When I was in my teens and early 20s, there were a number of albums that I would have liked to buy but couldn’t afford — intriguing records I hadn’t heard and couldn’t justify spending the money on. What if I bought one and hated it? I was out $12 or $15, and that just wasn’t acceptable.
So record reviews were important. I discovered several albums on this list from reviews. One of them is an awkwardly titled Charlie Parker double-record anthology called “Bird/The Savoy Recordings (Master Takes),” which comprises every officially released piece that the great alto saxophonist recorded for Savoy, from 1944 to ’48.
Needless to say, it was not the sort of thing I could pick up on a whim. But I ran across a review by Robert Palmer in Rolling Stone, dated Sept. 9, 1976, that convinced me to give it a try. (Yes, I still have it, tucked inside the album sleeve.) Among other things, Palmer wrote:
Parker didn’t just “sing” the blues, he preached them with the fervor of an evangelist; only in the world of born-again church, healing services and holy dances are there adequate analogies for his particular kind of power.
Of the Savoy anthology, Palmer added: “Should we call it the one essential jazz album? The most important collection in American music in print? The most rewarding musical compendium in the world?” It was pretty hard to resist such praise. And the album lives up to the hype.
No one could play like Parker. His technique was unparalleled; the sheets of notes that he’d call forth from his horn sounded literally impossible to play, and by anyone else they would have been. His tone was flawless. And he played with depth and feeling.
There are some odd match-ups on the Savoy recordings, with a number of early songs featuring a neophyte Miles Davis on trumpet and Dizzy Gillespie on piano. Parker must have heard something in Miles that showed what he would become. Gillespie, already a star in his own right, probably just wanted to be there.
Many of the pieces sound similar and are played at a breakneck tempo; you just listen to Parker and try to hang on. For me, though, the standout is “Parker’s Mood,” a slowed-down blues into which Parker pours every last piece of his humanity. It is an astonishing accomplishment. If the Savoy recordings are the greatest American album, then “Parker’s Mood” may be the greatest American song — the mark of a genius who, tragically, would soon fall victim to addiction and an early death.

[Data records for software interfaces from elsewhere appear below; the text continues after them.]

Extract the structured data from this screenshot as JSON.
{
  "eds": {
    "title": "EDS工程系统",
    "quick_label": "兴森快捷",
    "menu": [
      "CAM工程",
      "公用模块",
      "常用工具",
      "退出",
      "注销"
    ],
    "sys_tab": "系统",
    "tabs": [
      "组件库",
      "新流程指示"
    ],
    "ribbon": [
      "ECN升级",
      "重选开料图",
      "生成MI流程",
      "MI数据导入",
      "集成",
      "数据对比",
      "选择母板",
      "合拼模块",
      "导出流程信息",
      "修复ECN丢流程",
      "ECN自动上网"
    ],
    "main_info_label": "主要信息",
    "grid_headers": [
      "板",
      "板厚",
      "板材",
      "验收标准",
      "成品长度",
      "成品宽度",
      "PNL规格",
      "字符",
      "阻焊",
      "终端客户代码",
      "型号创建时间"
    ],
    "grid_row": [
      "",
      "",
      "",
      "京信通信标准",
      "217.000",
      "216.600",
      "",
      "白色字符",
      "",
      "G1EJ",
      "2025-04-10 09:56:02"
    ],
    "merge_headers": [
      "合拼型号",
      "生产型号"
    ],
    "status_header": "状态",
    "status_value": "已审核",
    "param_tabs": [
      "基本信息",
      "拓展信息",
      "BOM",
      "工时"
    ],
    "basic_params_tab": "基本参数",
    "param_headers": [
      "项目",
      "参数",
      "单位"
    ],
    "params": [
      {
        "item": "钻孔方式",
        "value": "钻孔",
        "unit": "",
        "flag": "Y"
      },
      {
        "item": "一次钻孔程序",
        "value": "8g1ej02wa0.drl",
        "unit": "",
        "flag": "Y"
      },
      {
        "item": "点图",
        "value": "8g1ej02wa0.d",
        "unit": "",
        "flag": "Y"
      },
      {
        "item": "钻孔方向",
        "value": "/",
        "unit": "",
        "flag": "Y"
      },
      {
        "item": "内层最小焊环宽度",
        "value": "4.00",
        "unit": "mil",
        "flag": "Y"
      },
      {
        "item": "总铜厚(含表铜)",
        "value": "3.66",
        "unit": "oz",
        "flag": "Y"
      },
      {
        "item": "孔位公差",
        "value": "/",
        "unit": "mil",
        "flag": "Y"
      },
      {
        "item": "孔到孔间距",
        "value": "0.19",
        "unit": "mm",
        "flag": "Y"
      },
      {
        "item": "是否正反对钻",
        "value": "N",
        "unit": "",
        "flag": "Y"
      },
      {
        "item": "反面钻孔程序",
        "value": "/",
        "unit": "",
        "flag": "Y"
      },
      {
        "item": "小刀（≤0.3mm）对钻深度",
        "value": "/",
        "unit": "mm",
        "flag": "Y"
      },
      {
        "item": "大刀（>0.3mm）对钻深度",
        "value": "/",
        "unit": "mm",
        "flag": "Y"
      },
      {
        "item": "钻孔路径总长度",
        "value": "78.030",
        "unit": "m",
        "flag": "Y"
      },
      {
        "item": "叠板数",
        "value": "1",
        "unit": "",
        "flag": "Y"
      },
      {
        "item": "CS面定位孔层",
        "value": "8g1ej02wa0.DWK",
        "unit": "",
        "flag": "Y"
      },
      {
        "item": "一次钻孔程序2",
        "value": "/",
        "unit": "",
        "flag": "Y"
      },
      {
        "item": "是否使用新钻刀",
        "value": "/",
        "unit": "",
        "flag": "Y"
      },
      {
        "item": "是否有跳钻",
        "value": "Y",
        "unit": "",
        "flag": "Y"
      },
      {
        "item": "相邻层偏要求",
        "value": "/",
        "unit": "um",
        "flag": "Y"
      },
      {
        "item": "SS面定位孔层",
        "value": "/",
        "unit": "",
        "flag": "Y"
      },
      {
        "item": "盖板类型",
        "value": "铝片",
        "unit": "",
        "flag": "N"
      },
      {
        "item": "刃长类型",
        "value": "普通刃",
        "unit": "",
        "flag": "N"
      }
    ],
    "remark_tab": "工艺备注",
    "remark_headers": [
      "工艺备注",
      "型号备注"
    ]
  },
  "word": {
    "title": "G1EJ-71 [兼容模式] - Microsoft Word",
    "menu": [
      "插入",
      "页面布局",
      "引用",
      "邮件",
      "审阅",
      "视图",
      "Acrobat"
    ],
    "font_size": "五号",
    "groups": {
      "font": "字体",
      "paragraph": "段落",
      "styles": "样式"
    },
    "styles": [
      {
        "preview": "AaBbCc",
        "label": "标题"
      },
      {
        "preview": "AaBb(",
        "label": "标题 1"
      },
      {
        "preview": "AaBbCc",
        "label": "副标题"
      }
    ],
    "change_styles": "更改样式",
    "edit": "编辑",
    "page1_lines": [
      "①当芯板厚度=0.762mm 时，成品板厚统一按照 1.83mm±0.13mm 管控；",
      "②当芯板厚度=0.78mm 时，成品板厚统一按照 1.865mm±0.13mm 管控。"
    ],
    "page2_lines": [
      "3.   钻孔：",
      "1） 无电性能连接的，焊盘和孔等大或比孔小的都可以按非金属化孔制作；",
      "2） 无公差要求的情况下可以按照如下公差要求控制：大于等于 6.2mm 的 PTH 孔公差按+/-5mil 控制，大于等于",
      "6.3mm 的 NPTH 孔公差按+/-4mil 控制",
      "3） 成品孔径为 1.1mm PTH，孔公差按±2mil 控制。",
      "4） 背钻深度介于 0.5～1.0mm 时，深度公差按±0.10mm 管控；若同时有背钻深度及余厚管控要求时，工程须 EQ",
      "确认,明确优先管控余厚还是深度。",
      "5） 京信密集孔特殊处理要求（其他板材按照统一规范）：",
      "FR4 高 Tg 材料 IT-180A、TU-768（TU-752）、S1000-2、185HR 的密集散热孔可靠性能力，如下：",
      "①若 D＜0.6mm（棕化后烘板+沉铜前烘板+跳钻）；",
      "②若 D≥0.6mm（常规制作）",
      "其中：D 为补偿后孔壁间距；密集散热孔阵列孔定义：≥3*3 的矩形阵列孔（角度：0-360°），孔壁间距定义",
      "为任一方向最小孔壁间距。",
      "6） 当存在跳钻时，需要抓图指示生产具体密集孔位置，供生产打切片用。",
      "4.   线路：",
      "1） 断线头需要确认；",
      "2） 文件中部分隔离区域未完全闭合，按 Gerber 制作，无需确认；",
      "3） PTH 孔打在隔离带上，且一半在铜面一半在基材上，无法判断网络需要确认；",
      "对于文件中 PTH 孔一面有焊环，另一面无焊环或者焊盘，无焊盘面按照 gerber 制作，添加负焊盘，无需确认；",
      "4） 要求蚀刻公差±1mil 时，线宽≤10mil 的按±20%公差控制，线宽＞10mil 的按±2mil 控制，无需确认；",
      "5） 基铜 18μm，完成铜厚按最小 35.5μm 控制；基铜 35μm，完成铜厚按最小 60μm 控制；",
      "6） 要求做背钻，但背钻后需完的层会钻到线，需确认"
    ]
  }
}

It’s a shame that so many great compilations are allowed to go out of print, only to be replaced by newer collections that lack the charms of their predecessors. “The Savoy Recordings” appears to be long gone, and I don’t have a record player. It looks like “The Complete Savoy & Dial Master Takes” is a reasonably good facsimile.
For me, Charlie Parker’s Savoy recordings represent not just the power of music but the power of the written word as well. Thank you, Robert Palmer.